Verse 2 continues this prayer and adds a new dimension. We are defenseless against death, especially in light of eternity. Where is hope found? Only by trusting in Christ.
2. Other refuge have I none;
hangs my helpless soul on you;
leave, ah! leave me not alone,
still support and comfort me.
All my trust on you is stayed,
all my help from you I bring;
cover my defenseless head
with the shadow of your wing.
Regardless of how we prepare, ignore, or deny, in the end, we will all die. But Jesus has promised to be there at that terrifying hour.
Verse 3 speaks to the guilt always present, even if only subconsciously, from sin. Christ is the answer here as well in how he raises, cheers, heals, and leads.
3. You, O Christ are all I want,
More than all in you I find;
raise the fallen, cheer the faint,
heal the sick, and lead the blind.
Just and holy is your name;
I am all unrighteousness,
False and full of sin am I,
You are full of truth and grace.
But more importantly, verse 3 reminds us of our fallen condition that makes sin a reality of daily life. Verse 4 solves this problem.
4. Grace so full with you is found,
grace to cover all my sin;
let the healing streams abound;
make and keep me pure within.
Can I doubt your love for me,
when I trace that love’s design?
By the cross of Calvary,
I am your, and you are mine.
The central event of the Jewish Feast of Tabernacles in the first century A.D. was the water pouring rite on the last day. It symbolized the expected messianic age to come when God’s healing water would flow over the whole earth. As the water was about to be poured, John tells us what happened. Jesus stood up and cried out, “If anyone thirsts, let him come to me and drink. Whoever believes in me, as the Scripture has said, ‘Out of his heart will flow rivers of living water.’” (John 7:37–38, ESV).
Jesus is the healing streams that make and keep each believer ‘pure within.’ The depth of his love is traceable in the wounds in his hands and side. At Calvary, he made us his by his atoning death, and he is ours by the Father’s gift of faith that brings his righteousness to us. Jesus said, “All that the Father gives me will come to me, and whoever comes to me I will never cast out.
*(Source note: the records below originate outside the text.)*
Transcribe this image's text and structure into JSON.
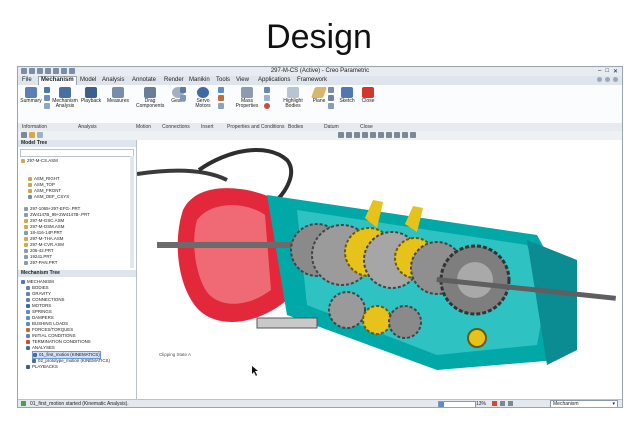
{
  "slide": {
    "title": "Design"
  },
  "window": {
    "title": "297-M-CS (Active) - Creo Parametric"
  },
  "menu": {
    "tabs": [
      "File",
      "Mechanism",
      "Model",
      "Analysis",
      "Annotate",
      "Render",
      "Manikin",
      "Tools",
      "View",
      "Applications",
      "Framework"
    ],
    "active": "Mechanism"
  },
  "ribbon": {
    "buttons": {
      "summary": "Summary",
      "mechanism_analysis": "Mechanism Analysis",
      "playback": "Playback",
      "measures": "Measures",
      "drag_components": "Drag Components",
      "gears": "Gears",
      "servo_motors": "Servo Motors",
      "mass_properties": "Mass Properties",
      "highlight_bodies": "Highlight Bodies",
      "plane": "Plane",
      "sketch": "Sketch",
      "close": "Close"
    },
    "groups": {
      "information": "Information",
      "analysis": "Analysis",
      "motion": "Motion",
      "connections": "Connections",
      "insert": "Insert",
      "properties": "Properties and Conditions",
      "bodies": "Bodies",
      "datum": "Datum",
      "close": "Close"
    }
  },
  "model_tree": {
    "header": "Model Tree",
    "items": [
      "297-M-CS.ASM",
      "ASM_RIGHT",
      "ASM_TOP",
      "ASM_FRONT",
      "ASM_DEF_CSYS",
      "297-1065+297-EFG-.PRT",
      "2W4147B_99+2W4147B-.PRT",
      "297-M-GSC.ASM",
      "297-M-DSM.ASM",
      "18-416-14P.PRT",
      "297-M-THA.ASM",
      "297-M-CVR.ASM",
      "206-42.PRT",
      "19241.PRT",
      "297-PAN.PRT"
    ]
  },
  "mechanism_tree": {
    "header": "Mechanism Tree",
    "items": [
      "MECHANISM",
      "BODIES",
      "GRAVITY",
      "CONNECTIONS",
      "MOTORS",
      "SPRINGS",
      "DAMPERS",
      "BUSHING LOADS",
      "FORCES/TORQUES",
      "INITIAL CONDITIONS",
      "TERMINATION CONDITIONS",
      "ANALYSES",
      "01_first_motion (KINEMATICS)",
      "02_prototype_motion (KINEMATICS)",
      "PLAYBACKS"
    ]
  },
  "viewport": {
    "clip_label": "Clipping State A"
  },
  "status": {
    "message": "01_first_motion started (Kinematic Analysis).",
    "progress": "13%",
    "mode": "Mechanism"
  },
  "colors": {
    "housing_red": "#e2283a",
    "housing_teal": "#00a8a8",
    "gear_yellow": "#e6c21a",
    "gear_gray": "#8a8a8a",
    "selection_blue": "#3366cc"
  }
}
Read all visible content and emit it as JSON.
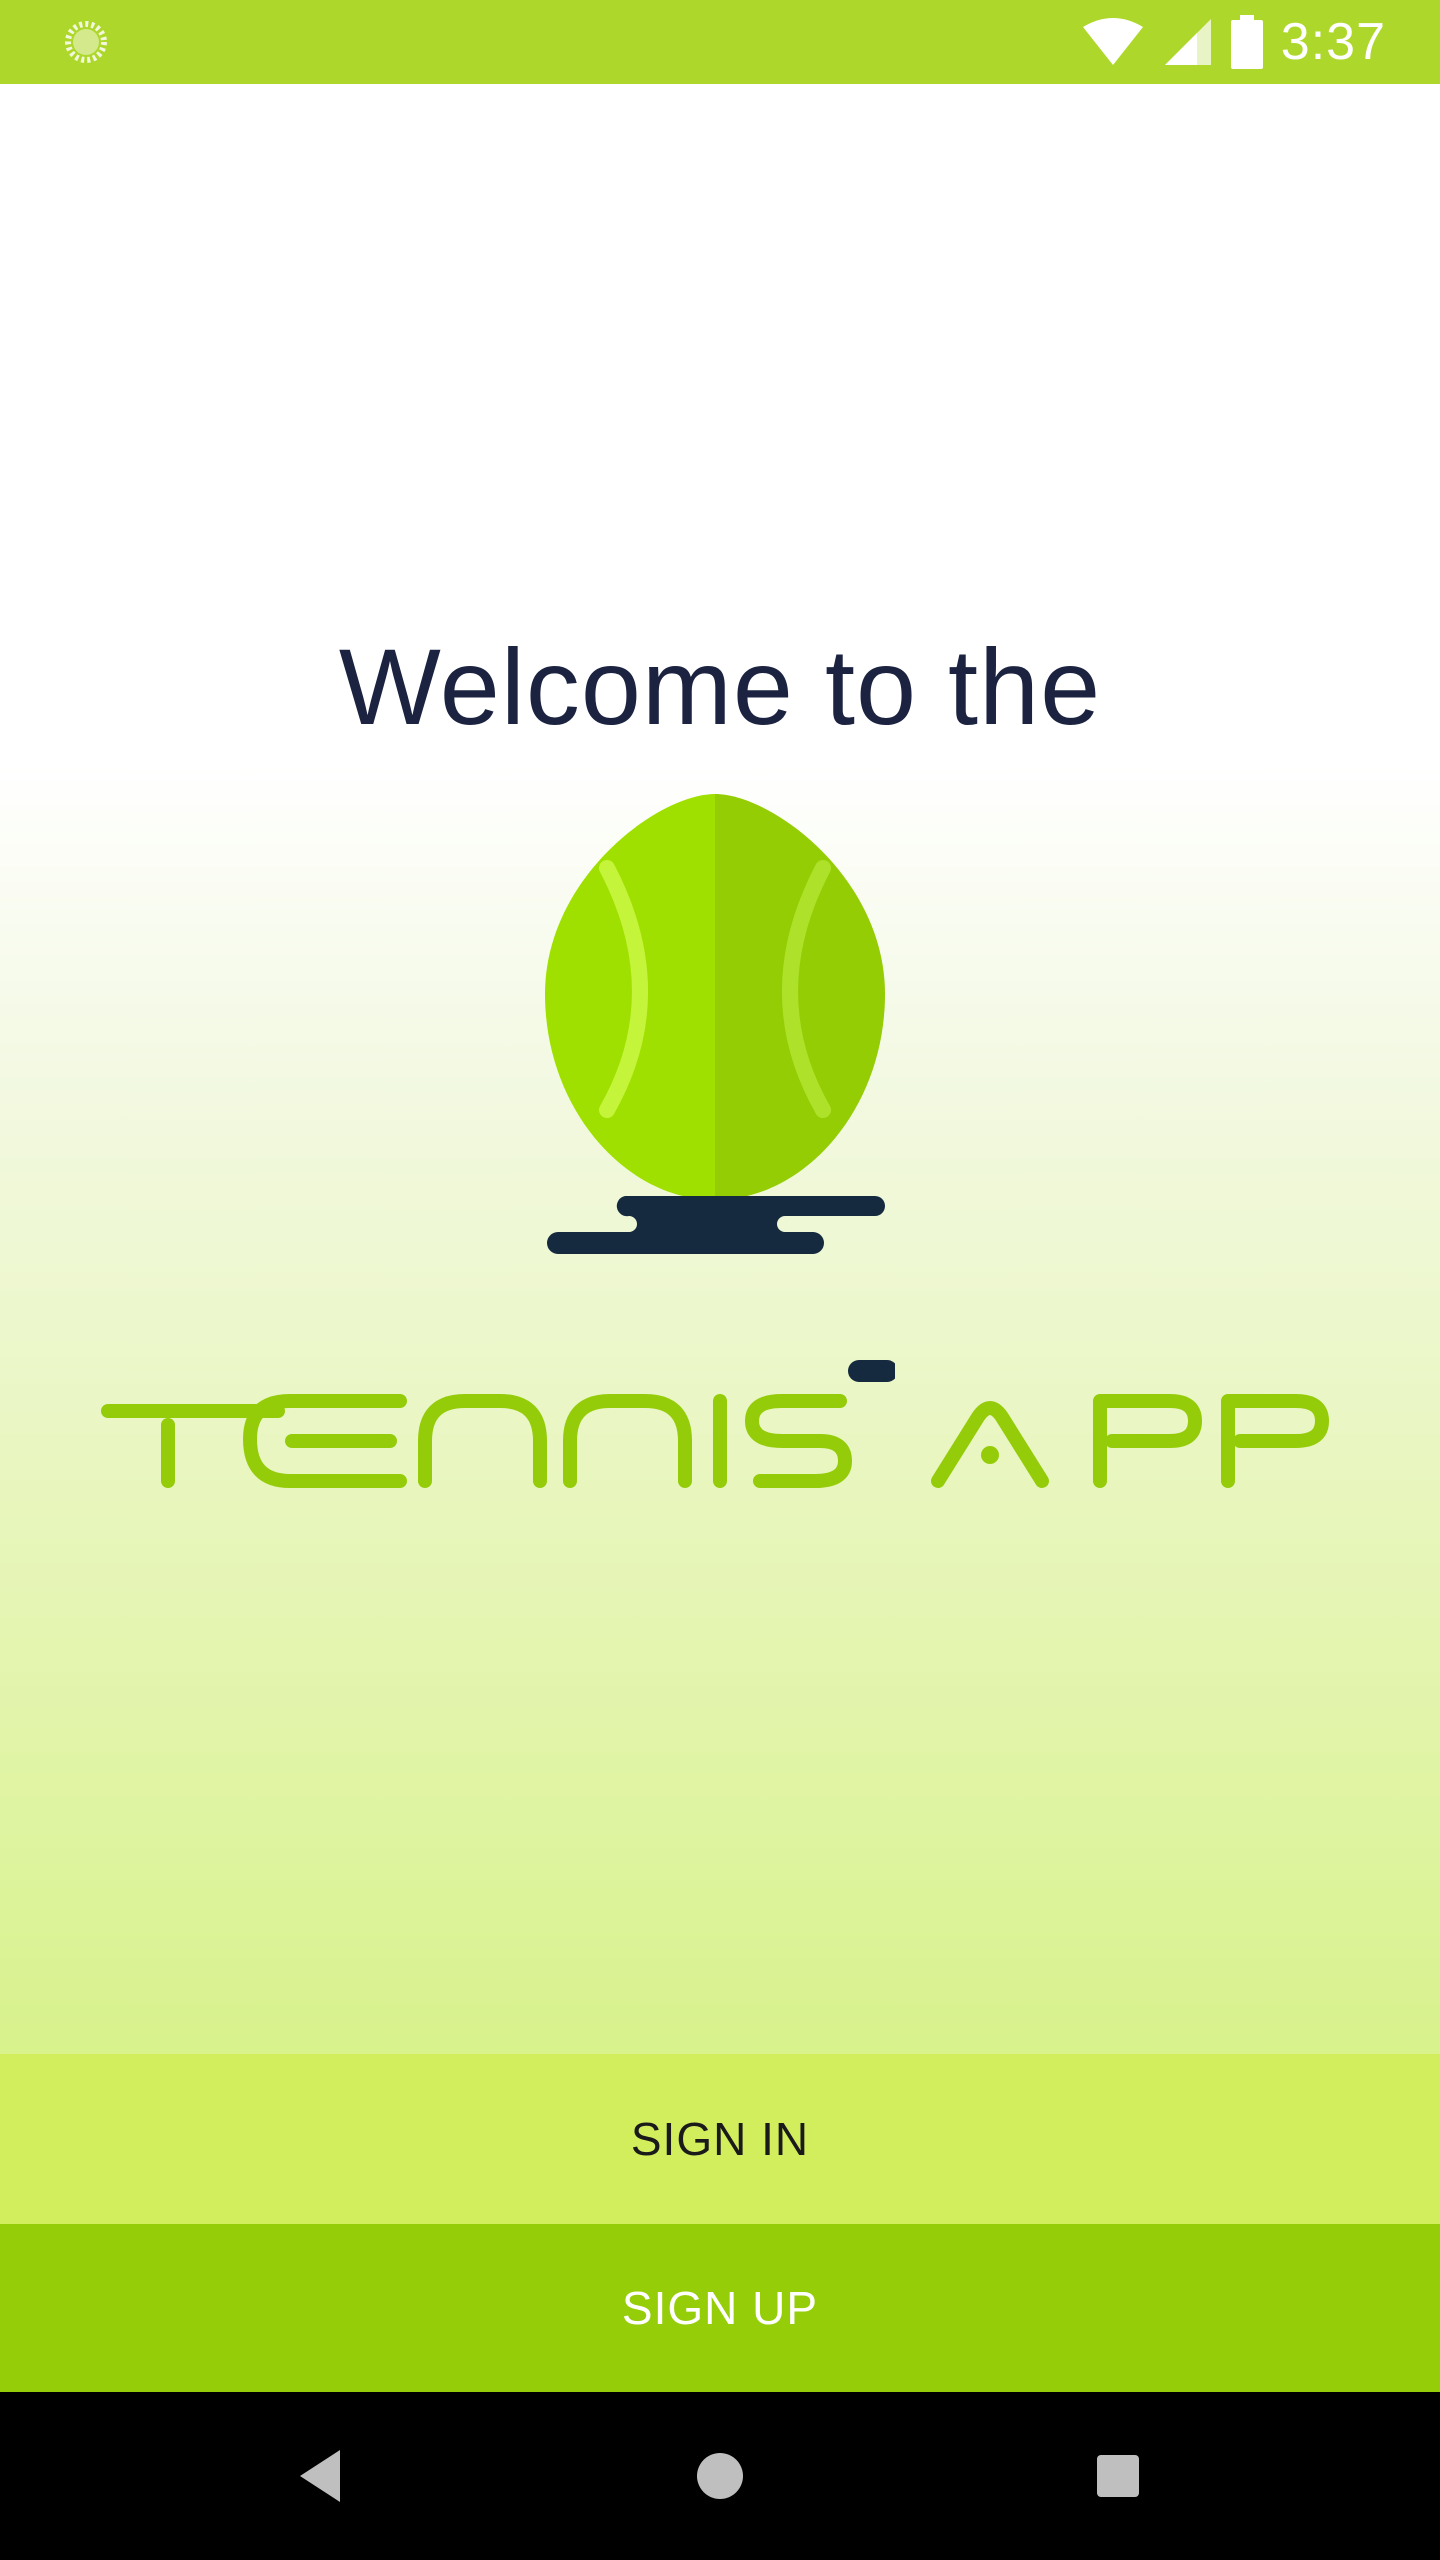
{
  "status_bar": {
    "time": "3:37",
    "left_icon": "loading-spinner-icon",
    "right_icons": [
      "wifi-icon",
      "signal-icon",
      "battery-icon"
    ]
  },
  "welcome": {
    "title": "Welcome to the"
  },
  "logo": {
    "wordmark": "TENNIS APP",
    "icon": "tennis-ball-icon"
  },
  "actions": {
    "sign_in": "SIGN IN",
    "sign_up": "SIGN UP"
  },
  "nav_bar": {
    "icons": [
      "back-icon",
      "home-icon",
      "recents-icon"
    ]
  },
  "colors": {
    "status_bar": "#add82b",
    "sign_in_bg": "#d3ee5c",
    "sign_up_bg": "#95cd09",
    "title_text": "#1b2340",
    "logo_green": "#95cc0a",
    "logo_shadow": "#152a3f"
  }
}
For this is the will of my Father, that everyone who looks on the Son and believes in him should have eternal life, and I will raise him up on the last day.” (John 6:37, 40).
Let this promise encourage you today.
Blessings, Pastor Don.